The documentary narrates the intimate and epic journey of one woman, 26-year-old Syrian filmmaker Waad al-Kateab, through five years of life in the rebel-held city as she falls in love, gets married and gives birth to her first daughter, Sama.

The film is the first feature documentary by Emmy award-winning filmmakers, Waad al-Kateab and Edward Watts.

It was featured at Cannes Film Festival as a Special Screening and received a standing ovation and critical accolades.

The jury gave a special mention to Palestinian filmmaker Elia Suleiman's "It Must Be Heaven", focusing on the shifting experiences of an exile who goes on a meandering odyssey from his hometown of Nazareth to the streets of Paris and New York.

The Cannes Palme d'Or top prize was won by "Parasite", a black comedy about a family of clever scammers from South Korea's underclass.

Director Bong Joon-ho, 49, became the first Korean in the festival's 72-year history to scoop the coveted award, which critics said powerfully tapped into the tensions caused by the widening gap between rich and poor around the world.

"I was a little boy who was crazy about cinema since I was 12 years old," Mr Bong said, hoisting the palm-frond statuette in the air.

The first black women director ever to compete for the top prize at Cannes in its 72-year history took its second prize Grand Prix Saturday for her haunting ghost story about African migrants.

Mati Diop, 36, grew up in France and belongs to a Senegalese artistic dynasty that includes her uncle, acclaimed director Djibril Diop Mambety, and her father, musician Wasis Diop.

It was while she was making a short film in Senegal a decade ago that she began to wrestle with the tragic push-and-pull factors leading Africans to flee the continent.

"I was spending time in Dakar at the time and was struck by the complex and sensitive realities of the phenomenon we called at the time 'illegal emigration'," she said.
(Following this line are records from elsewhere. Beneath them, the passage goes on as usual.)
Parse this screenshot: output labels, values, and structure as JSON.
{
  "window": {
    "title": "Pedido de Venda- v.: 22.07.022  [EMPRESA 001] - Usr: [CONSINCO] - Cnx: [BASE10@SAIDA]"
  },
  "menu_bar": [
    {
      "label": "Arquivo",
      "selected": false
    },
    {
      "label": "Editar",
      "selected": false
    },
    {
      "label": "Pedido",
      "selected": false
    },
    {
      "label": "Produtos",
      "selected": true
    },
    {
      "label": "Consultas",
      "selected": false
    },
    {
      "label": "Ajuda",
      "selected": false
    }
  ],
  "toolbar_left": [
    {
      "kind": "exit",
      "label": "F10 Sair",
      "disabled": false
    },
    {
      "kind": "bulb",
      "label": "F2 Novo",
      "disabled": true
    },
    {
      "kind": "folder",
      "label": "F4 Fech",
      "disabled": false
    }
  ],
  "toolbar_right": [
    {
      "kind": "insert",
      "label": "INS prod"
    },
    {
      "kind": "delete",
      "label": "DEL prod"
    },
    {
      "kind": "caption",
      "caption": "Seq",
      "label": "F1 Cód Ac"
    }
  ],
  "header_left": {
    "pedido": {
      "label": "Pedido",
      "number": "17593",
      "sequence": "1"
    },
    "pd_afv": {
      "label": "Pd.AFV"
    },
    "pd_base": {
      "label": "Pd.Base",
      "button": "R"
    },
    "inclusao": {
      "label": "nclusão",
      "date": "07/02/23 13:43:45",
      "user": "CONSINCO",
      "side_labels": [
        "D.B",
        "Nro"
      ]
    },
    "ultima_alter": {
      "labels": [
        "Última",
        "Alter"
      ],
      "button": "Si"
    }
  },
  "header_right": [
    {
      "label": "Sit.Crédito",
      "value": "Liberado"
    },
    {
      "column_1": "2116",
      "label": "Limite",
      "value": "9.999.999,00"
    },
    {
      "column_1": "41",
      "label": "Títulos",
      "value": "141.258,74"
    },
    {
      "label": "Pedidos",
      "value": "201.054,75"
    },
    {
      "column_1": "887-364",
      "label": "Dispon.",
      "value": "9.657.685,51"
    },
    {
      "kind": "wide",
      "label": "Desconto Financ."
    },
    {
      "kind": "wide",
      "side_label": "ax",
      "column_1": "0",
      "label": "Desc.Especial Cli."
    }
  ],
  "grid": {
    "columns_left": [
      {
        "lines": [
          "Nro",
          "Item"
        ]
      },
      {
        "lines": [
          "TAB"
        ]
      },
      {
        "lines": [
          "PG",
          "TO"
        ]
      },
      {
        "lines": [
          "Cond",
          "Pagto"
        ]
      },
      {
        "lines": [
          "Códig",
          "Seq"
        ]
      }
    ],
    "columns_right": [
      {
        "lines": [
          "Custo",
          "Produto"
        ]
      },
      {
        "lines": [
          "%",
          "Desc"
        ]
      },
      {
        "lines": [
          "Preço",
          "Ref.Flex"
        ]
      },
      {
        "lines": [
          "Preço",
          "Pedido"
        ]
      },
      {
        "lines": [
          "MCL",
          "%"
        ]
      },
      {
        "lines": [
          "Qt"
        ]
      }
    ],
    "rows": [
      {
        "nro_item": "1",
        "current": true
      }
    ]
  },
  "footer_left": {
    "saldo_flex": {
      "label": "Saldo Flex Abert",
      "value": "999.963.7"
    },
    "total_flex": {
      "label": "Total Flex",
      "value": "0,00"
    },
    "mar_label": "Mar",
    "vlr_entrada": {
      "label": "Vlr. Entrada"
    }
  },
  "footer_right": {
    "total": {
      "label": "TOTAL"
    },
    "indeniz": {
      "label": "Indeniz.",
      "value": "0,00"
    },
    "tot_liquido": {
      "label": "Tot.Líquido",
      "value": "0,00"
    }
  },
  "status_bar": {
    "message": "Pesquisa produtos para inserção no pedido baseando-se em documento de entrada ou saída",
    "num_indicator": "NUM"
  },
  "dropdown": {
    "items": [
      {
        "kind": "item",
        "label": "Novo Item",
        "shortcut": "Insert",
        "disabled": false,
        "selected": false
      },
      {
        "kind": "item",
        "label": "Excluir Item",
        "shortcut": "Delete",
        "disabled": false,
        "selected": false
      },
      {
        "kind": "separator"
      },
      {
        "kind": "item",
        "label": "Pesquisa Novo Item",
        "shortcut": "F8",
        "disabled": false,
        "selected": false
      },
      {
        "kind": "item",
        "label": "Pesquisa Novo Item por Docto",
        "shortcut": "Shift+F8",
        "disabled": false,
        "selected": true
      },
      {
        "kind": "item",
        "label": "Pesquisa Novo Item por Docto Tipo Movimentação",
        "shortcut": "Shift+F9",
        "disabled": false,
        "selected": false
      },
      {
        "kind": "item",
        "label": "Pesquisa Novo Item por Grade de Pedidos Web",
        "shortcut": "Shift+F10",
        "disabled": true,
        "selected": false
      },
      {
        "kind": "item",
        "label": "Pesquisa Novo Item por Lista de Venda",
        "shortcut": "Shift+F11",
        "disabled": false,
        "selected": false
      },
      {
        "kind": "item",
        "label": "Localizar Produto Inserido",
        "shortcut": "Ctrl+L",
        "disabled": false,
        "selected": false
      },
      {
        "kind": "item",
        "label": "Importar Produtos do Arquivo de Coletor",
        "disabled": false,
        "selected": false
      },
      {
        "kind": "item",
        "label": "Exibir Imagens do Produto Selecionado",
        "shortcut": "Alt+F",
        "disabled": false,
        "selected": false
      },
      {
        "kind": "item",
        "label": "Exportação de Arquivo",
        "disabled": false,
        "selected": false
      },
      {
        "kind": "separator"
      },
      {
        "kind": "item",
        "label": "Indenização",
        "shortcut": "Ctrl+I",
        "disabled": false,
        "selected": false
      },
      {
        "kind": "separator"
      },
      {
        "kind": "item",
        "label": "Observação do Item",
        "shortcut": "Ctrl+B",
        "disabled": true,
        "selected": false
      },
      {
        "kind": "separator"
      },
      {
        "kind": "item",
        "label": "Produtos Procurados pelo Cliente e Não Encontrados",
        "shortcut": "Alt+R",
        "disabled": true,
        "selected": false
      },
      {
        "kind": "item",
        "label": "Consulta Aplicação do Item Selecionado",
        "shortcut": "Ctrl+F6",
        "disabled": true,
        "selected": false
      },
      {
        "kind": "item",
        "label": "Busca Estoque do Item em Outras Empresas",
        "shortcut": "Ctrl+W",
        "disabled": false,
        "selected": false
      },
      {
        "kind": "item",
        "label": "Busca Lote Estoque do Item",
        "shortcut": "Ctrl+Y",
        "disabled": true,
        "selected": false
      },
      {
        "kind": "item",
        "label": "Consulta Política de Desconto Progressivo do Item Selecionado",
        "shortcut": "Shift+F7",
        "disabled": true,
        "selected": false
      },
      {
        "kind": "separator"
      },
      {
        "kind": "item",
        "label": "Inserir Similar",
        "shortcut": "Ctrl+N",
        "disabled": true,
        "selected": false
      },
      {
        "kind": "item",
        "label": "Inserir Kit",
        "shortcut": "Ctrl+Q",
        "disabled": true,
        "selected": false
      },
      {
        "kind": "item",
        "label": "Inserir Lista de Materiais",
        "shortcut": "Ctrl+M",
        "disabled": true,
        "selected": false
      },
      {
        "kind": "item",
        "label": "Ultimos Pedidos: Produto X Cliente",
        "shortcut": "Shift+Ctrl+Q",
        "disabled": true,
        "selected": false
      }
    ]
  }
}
"Once I had finished my (short) film, I felt I still had a lot of dimensions and issues to explore. I had the desire and the idea to tell the story of youth disappearing into the sea, through the perspective of a young woman."

She chose a Romeo and Juliet story of star-crossed young lovers, but with a supernatural twist.

The third-place jury prize was shared by the gritty French police drama "Les Miserables" and Brazil's "Nighthawk," a darkly satirical Western seen as a searing indictment of life under the country's far-right President Jair Bolsonaro.

Quentin Tarantino failed to win the jury's favour with "Once Upon a Time... in Hollywood", which brought together two of Tinseltown's most dashing leading men, Brad Pitt and Leonardo DiCaprio, for the first time.

Spanish star Antonio Banderas captured the best actor prize for Pedro Almodovar's hit "Pain and Glory", a loosely autobiographical picture based on the director's colourful life.

"I respect him, I admire him, I love him, he's my mentor and he's given me so much in my entire life that this award, obviously, has to be dedicated to him," Mr Banderas said of Mr Almodovar, who cast the actor in eight films and helped make him a global box office draw.

Belgium's Dardenne brothers, already two-time winners of the Palme d'Or, clinched the best director gong for "Young Ahmed" about a teenage boy who falls under the influence of an Islamist hate preacher.

"Thank you to the jury for recognising this film, which we saw as an ode to life," Luc Dardenne said of the film's ultimately hopeful message.

His elder brother Jean-Pierre said the movie offered an optimistic vision "in these dark and difficult times with identitarian populism on the rise."

* With Agencies